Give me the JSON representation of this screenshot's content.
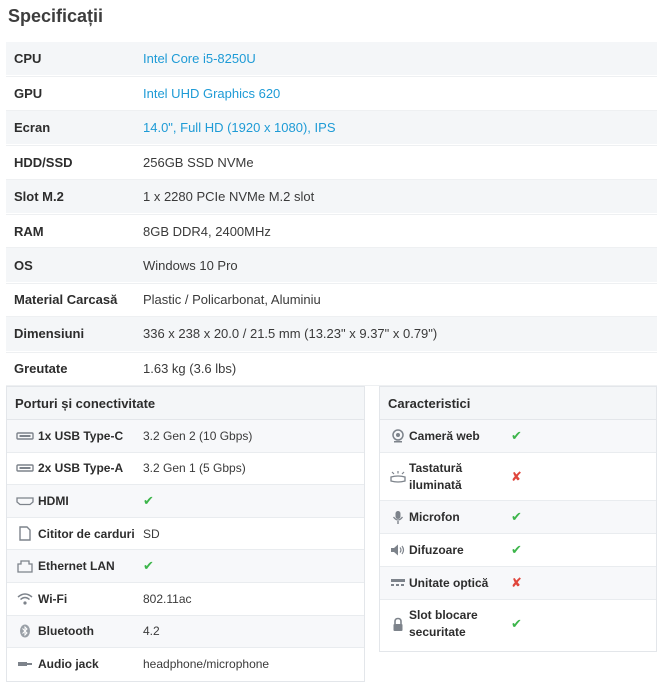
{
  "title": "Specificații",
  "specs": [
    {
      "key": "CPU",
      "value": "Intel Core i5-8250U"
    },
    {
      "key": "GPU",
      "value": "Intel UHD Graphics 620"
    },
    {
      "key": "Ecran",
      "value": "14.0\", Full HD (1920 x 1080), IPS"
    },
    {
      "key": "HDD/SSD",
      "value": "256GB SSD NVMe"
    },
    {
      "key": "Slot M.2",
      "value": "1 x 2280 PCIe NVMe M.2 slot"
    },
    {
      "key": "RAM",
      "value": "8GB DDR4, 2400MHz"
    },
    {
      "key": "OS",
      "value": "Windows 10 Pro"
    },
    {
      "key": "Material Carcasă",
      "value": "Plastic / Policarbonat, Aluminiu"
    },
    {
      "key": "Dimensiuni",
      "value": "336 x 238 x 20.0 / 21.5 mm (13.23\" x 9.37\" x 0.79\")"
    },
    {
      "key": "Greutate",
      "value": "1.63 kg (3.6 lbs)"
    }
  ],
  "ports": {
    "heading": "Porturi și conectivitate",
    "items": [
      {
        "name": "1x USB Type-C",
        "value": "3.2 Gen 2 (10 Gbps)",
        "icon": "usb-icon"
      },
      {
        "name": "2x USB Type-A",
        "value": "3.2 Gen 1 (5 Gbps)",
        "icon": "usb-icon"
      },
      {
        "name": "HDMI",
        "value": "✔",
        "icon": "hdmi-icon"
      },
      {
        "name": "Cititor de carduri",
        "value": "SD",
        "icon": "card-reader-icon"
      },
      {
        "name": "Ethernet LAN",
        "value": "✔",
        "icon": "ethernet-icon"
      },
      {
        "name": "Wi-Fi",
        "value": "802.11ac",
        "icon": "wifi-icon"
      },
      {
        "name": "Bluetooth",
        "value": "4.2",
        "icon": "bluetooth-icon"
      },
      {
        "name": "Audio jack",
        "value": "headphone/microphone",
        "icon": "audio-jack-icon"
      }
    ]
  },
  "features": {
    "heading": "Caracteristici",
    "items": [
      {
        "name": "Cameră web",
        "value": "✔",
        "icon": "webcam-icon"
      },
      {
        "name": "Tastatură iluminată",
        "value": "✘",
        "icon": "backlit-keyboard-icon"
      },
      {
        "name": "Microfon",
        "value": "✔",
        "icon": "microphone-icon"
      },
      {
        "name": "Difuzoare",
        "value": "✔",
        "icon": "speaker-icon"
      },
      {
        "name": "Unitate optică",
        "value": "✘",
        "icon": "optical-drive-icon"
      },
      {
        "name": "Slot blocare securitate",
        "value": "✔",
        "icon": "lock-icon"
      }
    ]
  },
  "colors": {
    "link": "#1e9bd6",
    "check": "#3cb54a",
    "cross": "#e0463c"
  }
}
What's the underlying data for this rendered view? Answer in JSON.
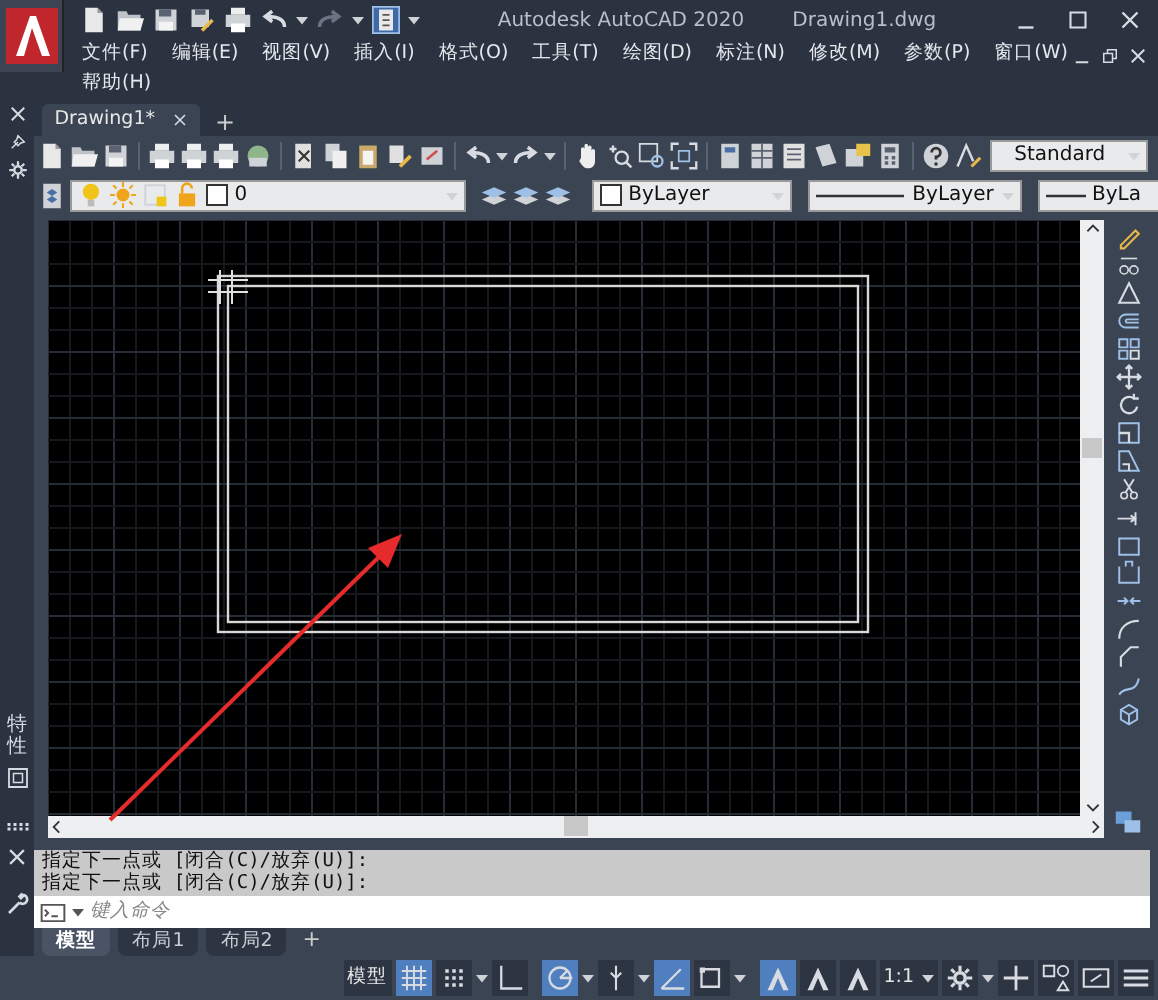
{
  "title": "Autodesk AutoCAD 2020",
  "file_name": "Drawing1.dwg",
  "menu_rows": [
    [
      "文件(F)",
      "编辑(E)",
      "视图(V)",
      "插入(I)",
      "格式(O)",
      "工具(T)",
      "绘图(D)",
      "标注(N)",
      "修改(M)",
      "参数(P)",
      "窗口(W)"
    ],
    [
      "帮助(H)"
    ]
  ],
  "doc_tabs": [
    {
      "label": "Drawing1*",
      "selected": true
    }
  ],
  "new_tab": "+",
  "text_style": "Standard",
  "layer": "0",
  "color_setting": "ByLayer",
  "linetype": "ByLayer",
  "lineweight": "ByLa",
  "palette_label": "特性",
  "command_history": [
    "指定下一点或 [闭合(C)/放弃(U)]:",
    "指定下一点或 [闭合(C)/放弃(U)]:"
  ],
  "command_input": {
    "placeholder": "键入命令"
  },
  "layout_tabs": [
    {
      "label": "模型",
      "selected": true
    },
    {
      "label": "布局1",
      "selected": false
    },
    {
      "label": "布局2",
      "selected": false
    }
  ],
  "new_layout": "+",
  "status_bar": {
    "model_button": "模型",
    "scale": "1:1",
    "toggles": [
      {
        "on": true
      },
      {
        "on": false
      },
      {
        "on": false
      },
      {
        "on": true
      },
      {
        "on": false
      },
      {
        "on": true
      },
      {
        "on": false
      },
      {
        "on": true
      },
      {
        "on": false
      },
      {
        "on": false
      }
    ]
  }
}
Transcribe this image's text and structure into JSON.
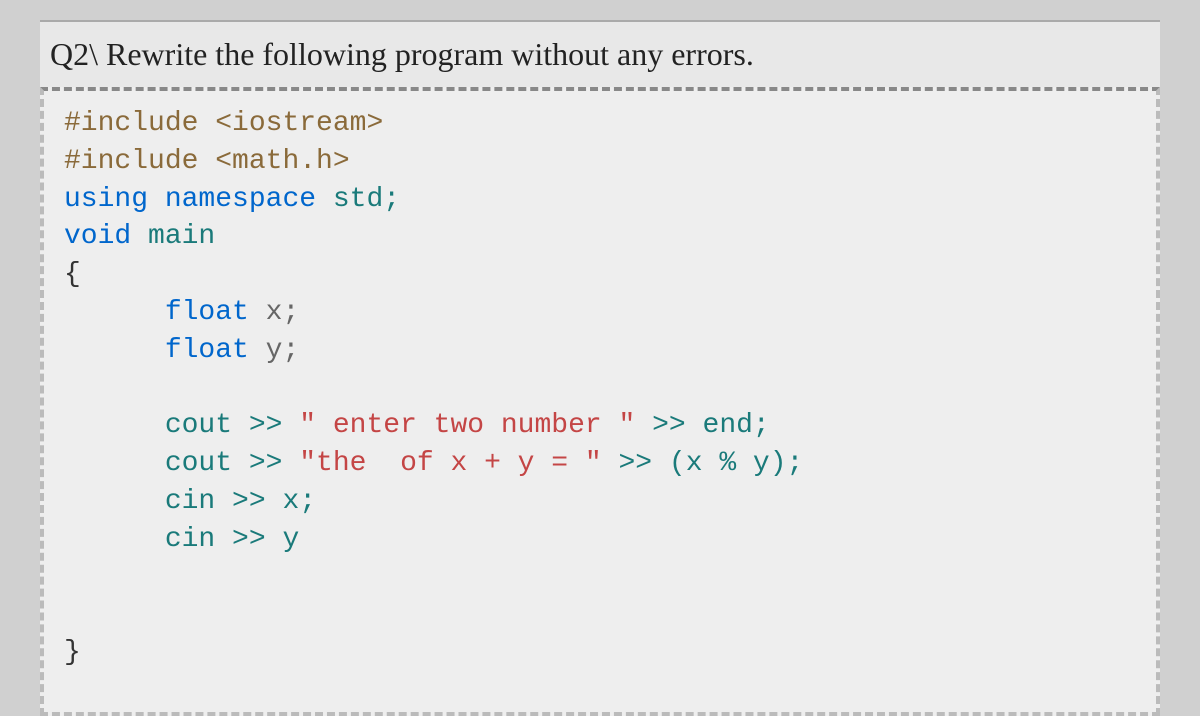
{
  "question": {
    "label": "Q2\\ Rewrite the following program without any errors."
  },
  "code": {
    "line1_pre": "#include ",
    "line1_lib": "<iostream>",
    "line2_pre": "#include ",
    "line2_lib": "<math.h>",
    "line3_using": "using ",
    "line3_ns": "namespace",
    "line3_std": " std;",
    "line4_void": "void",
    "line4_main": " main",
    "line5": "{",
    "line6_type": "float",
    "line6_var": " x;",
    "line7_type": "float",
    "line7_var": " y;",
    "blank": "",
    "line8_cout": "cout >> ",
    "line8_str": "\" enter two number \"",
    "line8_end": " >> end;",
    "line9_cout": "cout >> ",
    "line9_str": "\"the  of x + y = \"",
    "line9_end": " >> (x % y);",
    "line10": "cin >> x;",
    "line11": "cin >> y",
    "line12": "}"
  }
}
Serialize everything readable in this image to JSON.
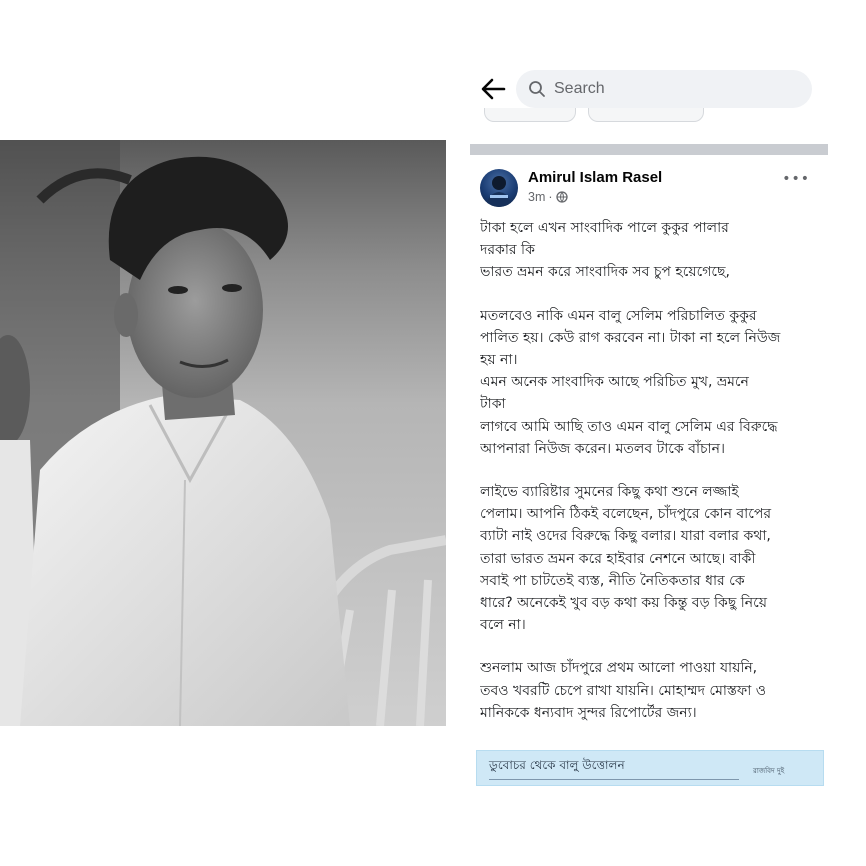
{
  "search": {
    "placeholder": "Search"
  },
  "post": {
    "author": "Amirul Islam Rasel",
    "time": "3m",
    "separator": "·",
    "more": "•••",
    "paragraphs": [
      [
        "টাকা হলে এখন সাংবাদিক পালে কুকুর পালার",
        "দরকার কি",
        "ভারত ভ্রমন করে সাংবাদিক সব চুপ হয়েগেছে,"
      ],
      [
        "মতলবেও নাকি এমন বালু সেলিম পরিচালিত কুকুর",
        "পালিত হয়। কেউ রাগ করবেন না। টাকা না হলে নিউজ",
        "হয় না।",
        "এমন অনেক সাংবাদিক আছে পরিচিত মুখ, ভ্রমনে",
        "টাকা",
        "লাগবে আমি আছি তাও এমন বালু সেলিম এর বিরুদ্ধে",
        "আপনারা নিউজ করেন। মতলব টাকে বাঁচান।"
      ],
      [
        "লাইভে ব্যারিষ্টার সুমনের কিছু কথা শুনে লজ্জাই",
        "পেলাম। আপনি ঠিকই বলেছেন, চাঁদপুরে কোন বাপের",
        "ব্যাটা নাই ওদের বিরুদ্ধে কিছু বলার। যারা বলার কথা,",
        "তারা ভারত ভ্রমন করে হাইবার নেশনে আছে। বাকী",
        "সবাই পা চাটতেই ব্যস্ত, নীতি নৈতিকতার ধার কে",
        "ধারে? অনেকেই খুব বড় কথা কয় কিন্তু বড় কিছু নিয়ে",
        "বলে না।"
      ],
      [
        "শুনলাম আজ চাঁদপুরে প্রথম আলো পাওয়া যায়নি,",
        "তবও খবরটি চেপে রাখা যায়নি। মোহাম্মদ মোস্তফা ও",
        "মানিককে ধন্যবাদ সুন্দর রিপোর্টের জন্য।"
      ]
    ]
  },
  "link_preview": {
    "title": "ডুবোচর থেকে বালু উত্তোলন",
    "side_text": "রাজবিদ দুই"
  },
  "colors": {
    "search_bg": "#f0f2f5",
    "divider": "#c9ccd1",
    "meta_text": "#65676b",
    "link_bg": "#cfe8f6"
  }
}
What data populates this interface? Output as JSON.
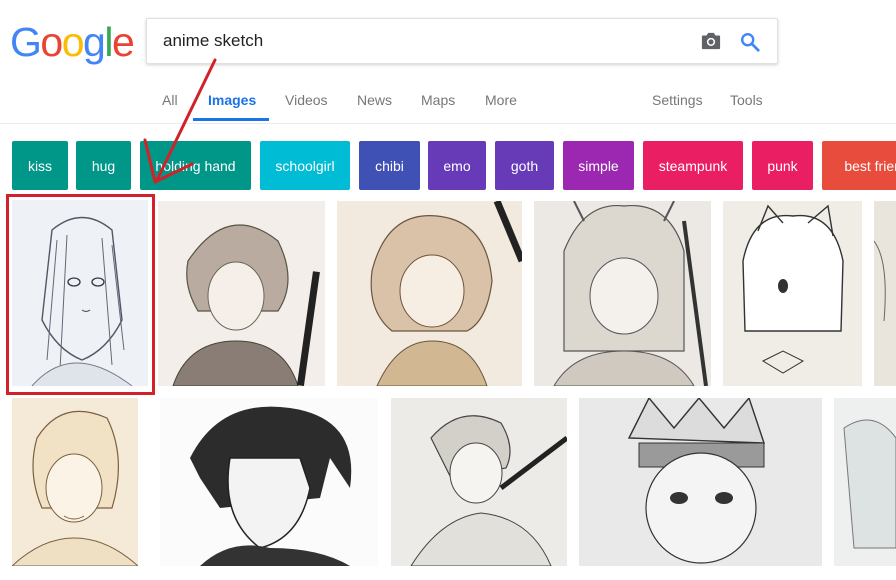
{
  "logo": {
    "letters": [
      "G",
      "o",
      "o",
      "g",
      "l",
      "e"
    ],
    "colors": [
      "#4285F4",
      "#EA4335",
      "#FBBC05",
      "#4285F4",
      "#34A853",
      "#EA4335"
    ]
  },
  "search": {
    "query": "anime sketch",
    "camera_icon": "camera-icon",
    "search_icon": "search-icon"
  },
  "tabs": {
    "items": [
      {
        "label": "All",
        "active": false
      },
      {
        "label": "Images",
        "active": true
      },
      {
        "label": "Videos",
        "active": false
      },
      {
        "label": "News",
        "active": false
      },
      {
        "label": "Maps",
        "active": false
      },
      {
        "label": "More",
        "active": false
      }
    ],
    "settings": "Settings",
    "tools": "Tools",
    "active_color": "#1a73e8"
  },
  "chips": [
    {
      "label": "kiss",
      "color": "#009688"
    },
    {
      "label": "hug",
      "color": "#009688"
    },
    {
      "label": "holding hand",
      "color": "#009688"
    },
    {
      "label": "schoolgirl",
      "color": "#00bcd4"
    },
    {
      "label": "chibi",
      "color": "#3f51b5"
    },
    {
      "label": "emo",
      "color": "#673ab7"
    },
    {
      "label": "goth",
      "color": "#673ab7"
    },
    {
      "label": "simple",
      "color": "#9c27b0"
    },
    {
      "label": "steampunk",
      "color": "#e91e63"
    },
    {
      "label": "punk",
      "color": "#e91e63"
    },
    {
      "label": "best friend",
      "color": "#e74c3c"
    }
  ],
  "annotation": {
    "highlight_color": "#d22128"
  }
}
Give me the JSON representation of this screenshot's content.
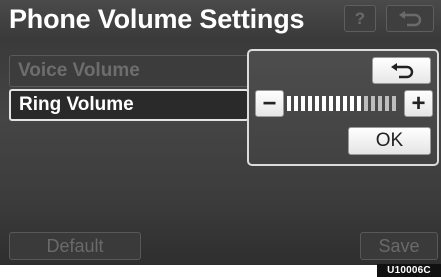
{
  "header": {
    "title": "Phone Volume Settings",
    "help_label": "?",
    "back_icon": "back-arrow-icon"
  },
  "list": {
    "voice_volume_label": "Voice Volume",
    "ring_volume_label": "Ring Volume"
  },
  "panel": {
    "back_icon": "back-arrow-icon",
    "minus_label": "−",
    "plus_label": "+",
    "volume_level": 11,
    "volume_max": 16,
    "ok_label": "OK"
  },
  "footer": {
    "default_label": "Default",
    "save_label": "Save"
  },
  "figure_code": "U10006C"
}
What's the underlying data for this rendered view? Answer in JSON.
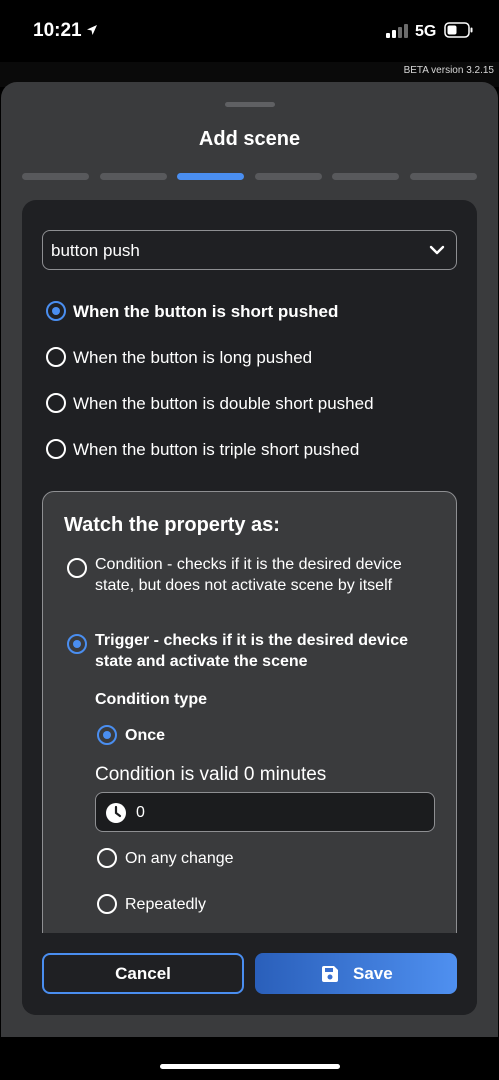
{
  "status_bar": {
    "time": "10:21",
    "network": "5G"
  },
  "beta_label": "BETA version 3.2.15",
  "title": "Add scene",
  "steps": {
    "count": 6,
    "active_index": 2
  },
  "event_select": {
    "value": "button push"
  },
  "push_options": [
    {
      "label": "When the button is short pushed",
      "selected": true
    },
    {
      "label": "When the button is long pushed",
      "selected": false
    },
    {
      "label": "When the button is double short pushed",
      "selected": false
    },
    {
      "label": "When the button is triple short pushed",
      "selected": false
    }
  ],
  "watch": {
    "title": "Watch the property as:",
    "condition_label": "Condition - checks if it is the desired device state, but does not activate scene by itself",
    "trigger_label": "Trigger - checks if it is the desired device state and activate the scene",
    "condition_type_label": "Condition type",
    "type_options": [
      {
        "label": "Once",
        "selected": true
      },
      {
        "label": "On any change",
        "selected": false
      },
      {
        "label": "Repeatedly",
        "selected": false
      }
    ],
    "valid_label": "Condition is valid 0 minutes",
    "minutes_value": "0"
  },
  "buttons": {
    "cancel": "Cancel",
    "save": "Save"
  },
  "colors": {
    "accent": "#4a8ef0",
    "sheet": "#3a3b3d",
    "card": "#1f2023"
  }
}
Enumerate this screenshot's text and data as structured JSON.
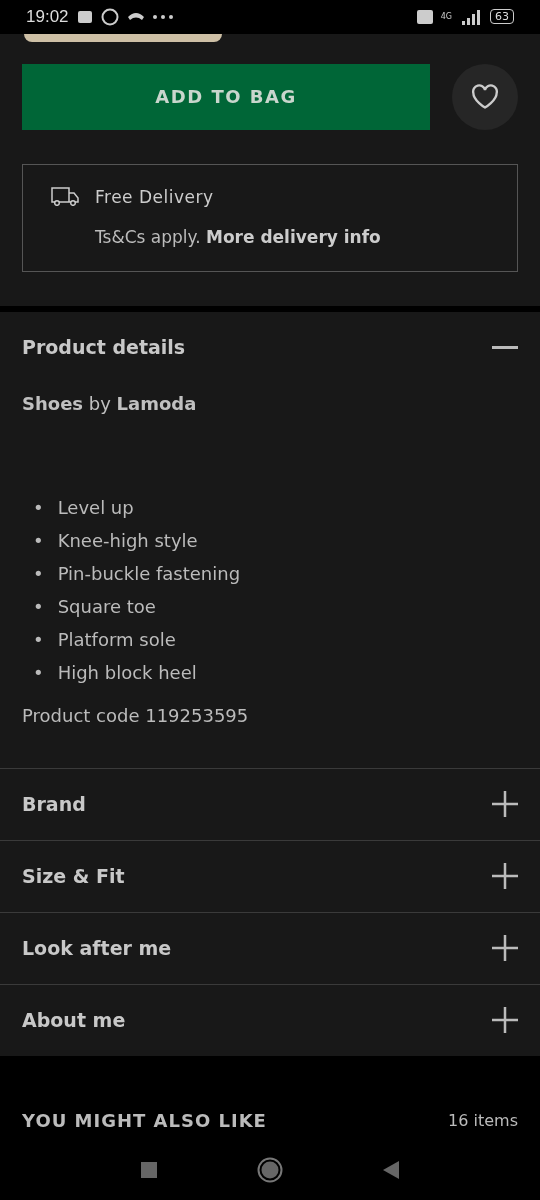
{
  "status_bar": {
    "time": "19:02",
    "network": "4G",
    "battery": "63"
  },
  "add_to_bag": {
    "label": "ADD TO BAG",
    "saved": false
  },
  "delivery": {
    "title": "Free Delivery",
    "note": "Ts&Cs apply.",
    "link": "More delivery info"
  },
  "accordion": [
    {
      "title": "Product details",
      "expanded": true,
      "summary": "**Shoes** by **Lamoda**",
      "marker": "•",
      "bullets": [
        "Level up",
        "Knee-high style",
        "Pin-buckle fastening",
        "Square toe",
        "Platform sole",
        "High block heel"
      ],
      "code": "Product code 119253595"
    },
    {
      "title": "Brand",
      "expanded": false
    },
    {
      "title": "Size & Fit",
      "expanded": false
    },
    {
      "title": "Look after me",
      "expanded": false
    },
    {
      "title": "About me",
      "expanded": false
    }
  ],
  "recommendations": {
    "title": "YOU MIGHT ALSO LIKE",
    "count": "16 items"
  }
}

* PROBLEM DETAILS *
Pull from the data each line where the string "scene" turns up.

* SOLUTION FOR THIS PROBLEM *
  "title": "Add scene",
    "condition_label": "Condition - checks if it is the desired device state, but does not activate scene by itself",
    "trigger_label": "Trigger - checks if it is the desired device state and activate the scene",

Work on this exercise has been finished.